Some people see the apple perfectly, like watching a movie, while others have a very poor wavering image. Although it might be hard to believe, a small proportion of otherwise healthy people report having no visual experience at all. In other words, their minds are completely blind – no matter how hard they try they don’t seem to see the apple.

In fact, such individuals are often startled to find that people are not speaking in metaphors when they say, “I picture it in my mind’s eye.” This phenomenon of mind blindness has only recently been given a proper name – congenital aphantasia.

Year after year, people with a different life experience than me were presumptuous. “Oh, you just aren’t trying hard enough.” “Oh, you are just trying too hard.” I don’t recall even 1 out of the thousands of Buddhists I’ve met consider the fact that people may be very different.

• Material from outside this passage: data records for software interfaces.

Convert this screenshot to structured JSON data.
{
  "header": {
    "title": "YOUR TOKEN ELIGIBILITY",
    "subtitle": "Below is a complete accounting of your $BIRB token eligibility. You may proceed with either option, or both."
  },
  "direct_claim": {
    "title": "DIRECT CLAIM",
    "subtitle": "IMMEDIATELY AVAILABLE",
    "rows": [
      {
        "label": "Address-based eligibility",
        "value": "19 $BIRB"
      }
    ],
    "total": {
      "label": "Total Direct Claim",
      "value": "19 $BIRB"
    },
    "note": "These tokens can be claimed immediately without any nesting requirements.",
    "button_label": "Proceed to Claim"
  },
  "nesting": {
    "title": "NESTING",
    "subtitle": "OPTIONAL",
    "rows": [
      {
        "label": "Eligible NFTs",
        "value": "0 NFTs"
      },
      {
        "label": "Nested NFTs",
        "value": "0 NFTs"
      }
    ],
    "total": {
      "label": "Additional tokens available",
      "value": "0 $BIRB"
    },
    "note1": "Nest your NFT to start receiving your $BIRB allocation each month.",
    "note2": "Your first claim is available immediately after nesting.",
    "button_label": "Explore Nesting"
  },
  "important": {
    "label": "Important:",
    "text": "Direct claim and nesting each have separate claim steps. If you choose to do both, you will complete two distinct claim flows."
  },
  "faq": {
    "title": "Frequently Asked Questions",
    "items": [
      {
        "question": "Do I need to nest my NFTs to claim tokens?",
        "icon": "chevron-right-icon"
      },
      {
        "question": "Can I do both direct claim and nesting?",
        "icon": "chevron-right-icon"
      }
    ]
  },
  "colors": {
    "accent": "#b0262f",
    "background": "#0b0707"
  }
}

Peoples brains are very different. Much of the differences rest on PHYSICAL brain differences, and much of those physical differences are congenital; gene based.

We don’t all see the same world. We have no idea if we see the same color red; it’s not a safe assumption.

Even though I can’t visualize while awake, I have had thousands of extremely lucid dreams; more lucid even than wakeful life. In twilight sleep I can play with visualization. My mind has a switch that tries to make me not see ghosts. It keeps dream reality segregated.

As a teenager I did LSD and tried to hack my brain. I wanted to see auras. After an hour of hard focus while on LSD I lit up in amazement when I did see a flame around my finger. The next day I also could, with much focus, see auras. For the next few months I meditated with diligence on this. After some success I decided that this was the road to madness. Better to let my open eyed visualization skills rest separate within lucid dreams.